11 May 2011

Seeking feedback on a Business Architecture model

Here is a problem I am struggling with, slightly removed and abstracted from a client I am working with.  I wonder if you could help.

I have categorized a number of existing business software applications according to the below list.  Think web publishing as a business context.

My challenge is that the list is not necessarily mutually exclusive or complete exhaustive (MECE.)  I am looking for your guidance on how to improve this list.  Can you help?  Does this list even need to be MECE?

  • Asset Management
  • Business Rules Management
  • Capacity Management
  • Configuration management
  • Content Capture
  • Content Creation
  • Content Management
  • Customer Management
  • Document Management
  • Financial Management
  • Identity Management
  • Incident Management
  • Knowledge Management
  • People Management
  • Problem/Opportunity Management
  • Project Management
  • Records Management
  • Release Management
  • Risk and Issue Management
  • Security Management
  • Service Management
  • Workflow Management

The idea here is that each of the above functions or capabilities should be supported by an IT system and business process. I have a description of each and can share it of you think it will help.  The descriptions highlight some of the relationships and areas of overlap - particularly between the areas in the CMS/publishing/KM zone.


  1. Anonymous5:07 am

    Hi Craig,
    My idea is using a Quality System to categorize the functions. You can consider every function as a process and then categorize and prioritize those processes.
    For instance, in Quality Management we often categorize processes into three categories. 1-Management Processes 2- Core Processes 3-Supporting Processes.
    Management Processes are kind of processes that are related to top managers' decisions, strategies and policies. Core processes are kind of processes that make added-value for the company. In other words company make money with those processes and clients pay for them directly. For example Project Management Process may be considered as a core process.

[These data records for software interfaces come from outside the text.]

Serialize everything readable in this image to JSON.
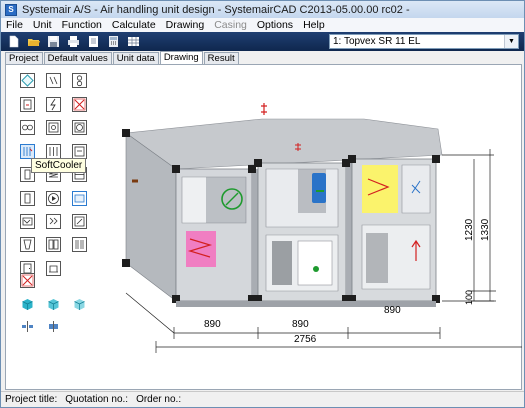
{
  "window": {
    "title": "Systemair A/S - Air handling unit design - SystemairCAD C2013-05.00.00 rc02 -",
    "app_icon_letter": "S"
  },
  "menu": {
    "items": [
      {
        "label": "File",
        "disabled": false
      },
      {
        "label": "Unit",
        "disabled": false
      },
      {
        "label": "Function",
        "disabled": false
      },
      {
        "label": "Calculate",
        "disabled": false
      },
      {
        "label": "Drawing",
        "disabled": false
      },
      {
        "label": "Casing",
        "disabled": true
      },
      {
        "label": "Options",
        "disabled": false
      },
      {
        "label": "Help",
        "disabled": false
      }
    ]
  },
  "toolbar": {
    "buttons": [
      "new-file-icon",
      "open-folder-icon",
      "save-icon",
      "print-icon",
      "document-icon",
      "calculator-icon",
      "table-icon"
    ],
    "unit_select": "1: Topvex SR 11 EL"
  },
  "tabs": [
    {
      "label": "Project",
      "active": false
    },
    {
      "label": "Default values",
      "active": false
    },
    {
      "label": "Unit data",
      "active": false
    },
    {
      "label": "Drawing",
      "active": true
    },
    {
      "label": "Result",
      "active": false
    }
  ],
  "tooltip": "SoftCooler",
  "drawing": {
    "dim_overall_length": "2756",
    "dim_section_1": "890",
    "dim_section_2": "890",
    "dim_section_3": "890",
    "dim_height_inner": "1230",
    "dim_height_outer": "1330",
    "dim_base": "100",
    "colors": {
      "casing": "#cfd2d6",
      "casing_dark": "#a9adb3",
      "corner": "#1e1e1e",
      "filter_pink": "#f07ec2",
      "filter_yellow": "#fbf36c",
      "fan_blue": "#2a73c8",
      "accent_red": "#d32020",
      "accent_green": "#1e9a2e"
    }
  },
  "status": {
    "project_title_label": "Project title:",
    "quotation_label": "Quotation no.:",
    "order_label": "Order no.:"
  }
}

Finally, Supporting processes are kind of processes that support the core processes but clients may not involve with them like Training process.
    Definition of the client/Stakeholders in this kind of approach is the key.
    I hope it does work for you.

  2. Sean, Your thinking lines up closely with mine. (Your link doesn't work so I was unable to follow up in more details.)